A faithful, complete copy of the records is required.

** Opening Data for the task block **

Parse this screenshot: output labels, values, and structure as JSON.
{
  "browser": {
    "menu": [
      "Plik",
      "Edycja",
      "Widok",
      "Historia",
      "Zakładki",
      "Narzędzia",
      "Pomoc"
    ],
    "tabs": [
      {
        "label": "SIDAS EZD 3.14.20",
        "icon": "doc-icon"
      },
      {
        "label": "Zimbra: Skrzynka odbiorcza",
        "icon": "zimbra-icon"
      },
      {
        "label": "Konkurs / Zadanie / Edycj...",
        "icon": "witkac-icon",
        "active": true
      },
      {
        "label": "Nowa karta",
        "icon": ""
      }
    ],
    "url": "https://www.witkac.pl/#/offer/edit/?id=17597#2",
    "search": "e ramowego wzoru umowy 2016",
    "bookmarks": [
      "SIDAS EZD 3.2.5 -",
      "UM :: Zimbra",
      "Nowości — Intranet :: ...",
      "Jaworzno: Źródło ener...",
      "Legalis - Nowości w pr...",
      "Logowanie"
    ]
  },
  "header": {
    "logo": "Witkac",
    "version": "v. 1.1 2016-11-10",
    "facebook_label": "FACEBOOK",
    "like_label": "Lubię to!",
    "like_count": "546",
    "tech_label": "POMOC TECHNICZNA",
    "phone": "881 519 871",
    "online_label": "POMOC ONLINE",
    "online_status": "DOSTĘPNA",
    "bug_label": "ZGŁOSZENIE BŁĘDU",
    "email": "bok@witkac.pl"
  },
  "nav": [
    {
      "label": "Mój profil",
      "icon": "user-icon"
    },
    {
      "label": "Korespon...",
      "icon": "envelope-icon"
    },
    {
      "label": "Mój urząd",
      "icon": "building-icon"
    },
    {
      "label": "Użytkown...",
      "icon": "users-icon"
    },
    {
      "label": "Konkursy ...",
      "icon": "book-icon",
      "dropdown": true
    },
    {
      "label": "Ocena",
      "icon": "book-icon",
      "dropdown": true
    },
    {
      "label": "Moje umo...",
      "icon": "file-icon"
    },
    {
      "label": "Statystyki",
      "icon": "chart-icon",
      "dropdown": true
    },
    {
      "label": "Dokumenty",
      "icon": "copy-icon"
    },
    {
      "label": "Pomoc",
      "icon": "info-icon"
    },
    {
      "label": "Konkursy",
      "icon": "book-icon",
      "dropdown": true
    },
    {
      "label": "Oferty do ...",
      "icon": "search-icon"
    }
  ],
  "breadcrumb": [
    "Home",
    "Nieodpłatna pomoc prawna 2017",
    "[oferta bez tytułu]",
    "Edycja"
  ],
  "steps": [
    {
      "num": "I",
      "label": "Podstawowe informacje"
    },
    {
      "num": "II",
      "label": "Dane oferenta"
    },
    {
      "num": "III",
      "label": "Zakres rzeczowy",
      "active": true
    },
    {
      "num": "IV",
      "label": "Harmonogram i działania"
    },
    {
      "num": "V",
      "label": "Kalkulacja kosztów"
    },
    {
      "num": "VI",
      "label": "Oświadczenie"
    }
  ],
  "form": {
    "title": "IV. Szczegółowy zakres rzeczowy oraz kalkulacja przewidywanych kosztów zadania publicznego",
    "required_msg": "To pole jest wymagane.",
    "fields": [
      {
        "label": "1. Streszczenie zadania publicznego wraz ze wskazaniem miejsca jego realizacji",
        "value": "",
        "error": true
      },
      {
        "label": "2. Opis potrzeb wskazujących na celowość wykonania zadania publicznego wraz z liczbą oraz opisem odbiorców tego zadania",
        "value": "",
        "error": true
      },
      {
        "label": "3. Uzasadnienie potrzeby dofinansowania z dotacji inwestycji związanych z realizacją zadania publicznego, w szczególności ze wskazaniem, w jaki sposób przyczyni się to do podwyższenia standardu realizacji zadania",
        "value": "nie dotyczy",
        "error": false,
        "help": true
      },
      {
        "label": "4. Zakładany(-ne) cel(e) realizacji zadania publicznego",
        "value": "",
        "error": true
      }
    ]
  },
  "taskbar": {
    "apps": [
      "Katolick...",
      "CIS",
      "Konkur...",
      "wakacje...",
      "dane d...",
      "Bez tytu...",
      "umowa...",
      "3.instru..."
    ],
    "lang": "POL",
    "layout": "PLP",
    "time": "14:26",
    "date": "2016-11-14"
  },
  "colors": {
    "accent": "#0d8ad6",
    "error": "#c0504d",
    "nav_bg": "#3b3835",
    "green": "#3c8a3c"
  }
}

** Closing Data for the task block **

Written answer:
Parse this screenshot: output labels, values, and structure as JSON.
{
  "browser": {
    "menu": [
      "Plik",
      "Edycja",
      "Widok",
      "Historia",
      "Zakładki",
      "Narzędzia",
      "Pomoc"
    ],
    "tabs": [
      {
        "label": "SIDAS EZD 3.14.20",
        "icon": "doc-icon"
      },
      {
        "label": "Zimbra: Skrzynka odbiorcza",
        "icon": "zimbra-icon"
      },
      {
        "label": "Konkurs / Zadanie / Edycj...",
        "icon": "witkac-icon",
        "active": true
      },
      {
        "label": "Nowa karta",
        "icon": ""
      }
    ],
    "url": "https://www.witkac.pl/#/offer/edit/?id=17597#2",
    "search": "e ramowego wzoru umowy 2016",
    "bookmarks": [
      "SIDAS EZD 3.2.5 -",
      "UM :: Zimbra",
      "Nowości — Intranet :: ...",
      "Jaworzno: Źródło ener...",
      "Legalis - Nowości w pr...",
      "Logowanie"
    ]
  },
  "header": {
    "logo": "Witkac",
    "version": "v. 1.1 2016-11-10",
    "facebook_label": "FACEBOOK",
    "like_label": "Lubię to!",
    "like_count": "546",
    "tech_label": "POMOC TECHNICZNA",
    "phone": "881 519 871",
    "online_label": "POMOC ONLINE",
    "online_status": "DOSTĘPNA",
    "bug_label": "ZGŁOSZENIE BŁĘDU",
    "email": "bok@witkac.pl"
  },
  "nav": [
    {
      "label": "Mój profil",
      "icon": "user-icon"
    },
    {
      "label": "Korespon...",
      "icon": "envelope-icon"
    },
    {
      "label": "Mój urząd",
      "icon": "building-icon"
    },
    {
      "label": "Użytkown...",
      "icon": "users-icon"
    },
    {
      "label": "Konkursy ...",
      "icon": "book-icon",
      "dropdown": true
    },
    {
      "label": "Ocena",
      "icon": "book-icon",
      "dropdown": true
    },
    {
      "label": "Moje umo...",
      "icon": "file-icon"
    },
    {
      "label": "Statystyki",
      "icon": "chart-icon",
      "dropdown": true
    },
    {
      "label": "Dokumenty",
      "icon": "copy-icon"
    },
    {
      "label": "Pomoc",
      "icon": "info-icon"
    },
    {
      "label": "Konkursy",
      "icon": "book-icon",
      "dropdown": true
    },
    {
      "label": "Oferty do ...",
      "icon": "search-icon"
    }
  ],
  "breadcrumb": [
    "Home",
    "Nieodpłatna pomoc prawna 2017",
    "[oferta bez tytułu]",
    "Edycja"
  ],
  "steps": [
    {
      "num": "I",
      "label": "Podstawowe informacje"
    },
    {
      "num": "II",
      "label": "Dane oferenta"
    },
    {
      "num": "III",
      "label": "Zakres rzeczowy",
      "active": true
    },
    {
      "num": "IV",
      "label": "Harmonogram i działania"
    },
    {
      "num": "V",
      "label": "Kalkulacja kosztów"
    },
    {
      "num": "VI",
      "label": "Oświadczenie"
    }
  ],
  "form": {
    "title": "IV. Szczegółowy zakres rzeczowy oraz kalkulacja przewidywanych kosztów zadania publicznego",
    "required_msg": "To pole jest wymagane.",
    "fields": [
      {
        "label": "1. Streszczenie zadania publicznego wraz ze wskazaniem miejsca jego realizacji",
        "value": "",
        "error": true
      },
      {
        "label": "2. Opis potrzeb wskazujących na celowość wykonania zadania publicznego wraz z liczbą oraz opisem odbiorców tego zadania",
        "value": "",
        "error": true
      },
      {
        "label": "3. Uzasadnienie potrzeby dofinansowania z dotacji inwestycji związanych z realizacją zadania publicznego, w szczególności ze wskazaniem, w jaki sposób przyczyni się to do podwyższenia standardu realizacji zadania",
        "value": "nie dotyczy",
        "error": false,
        "help": true
      },
      {
        "label": "4. Zakładany(-ne) cel(e) realizacji zadania publicznego",
        "value": "",
        "error": true
      }
    ]
  },
  "taskbar": {
    "apps": [
      "Katolick...",
      "CIS",
      "Konkur...",
      "wakacje...",
      "dane d...",
      "Bez tytu...",
      "umowa...",
      "3.instru..."
    ],
    "lang": "POL",
    "layout": "PLP",
    "time": "14:26",
    "date": "2016-11-14"
  },
  "colors": {
    "accent": "#0d8ad6",
    "error": "#c0504d",
    "nav_bg": "#3b3835",
    "green": "#3c8a3c"
  }
}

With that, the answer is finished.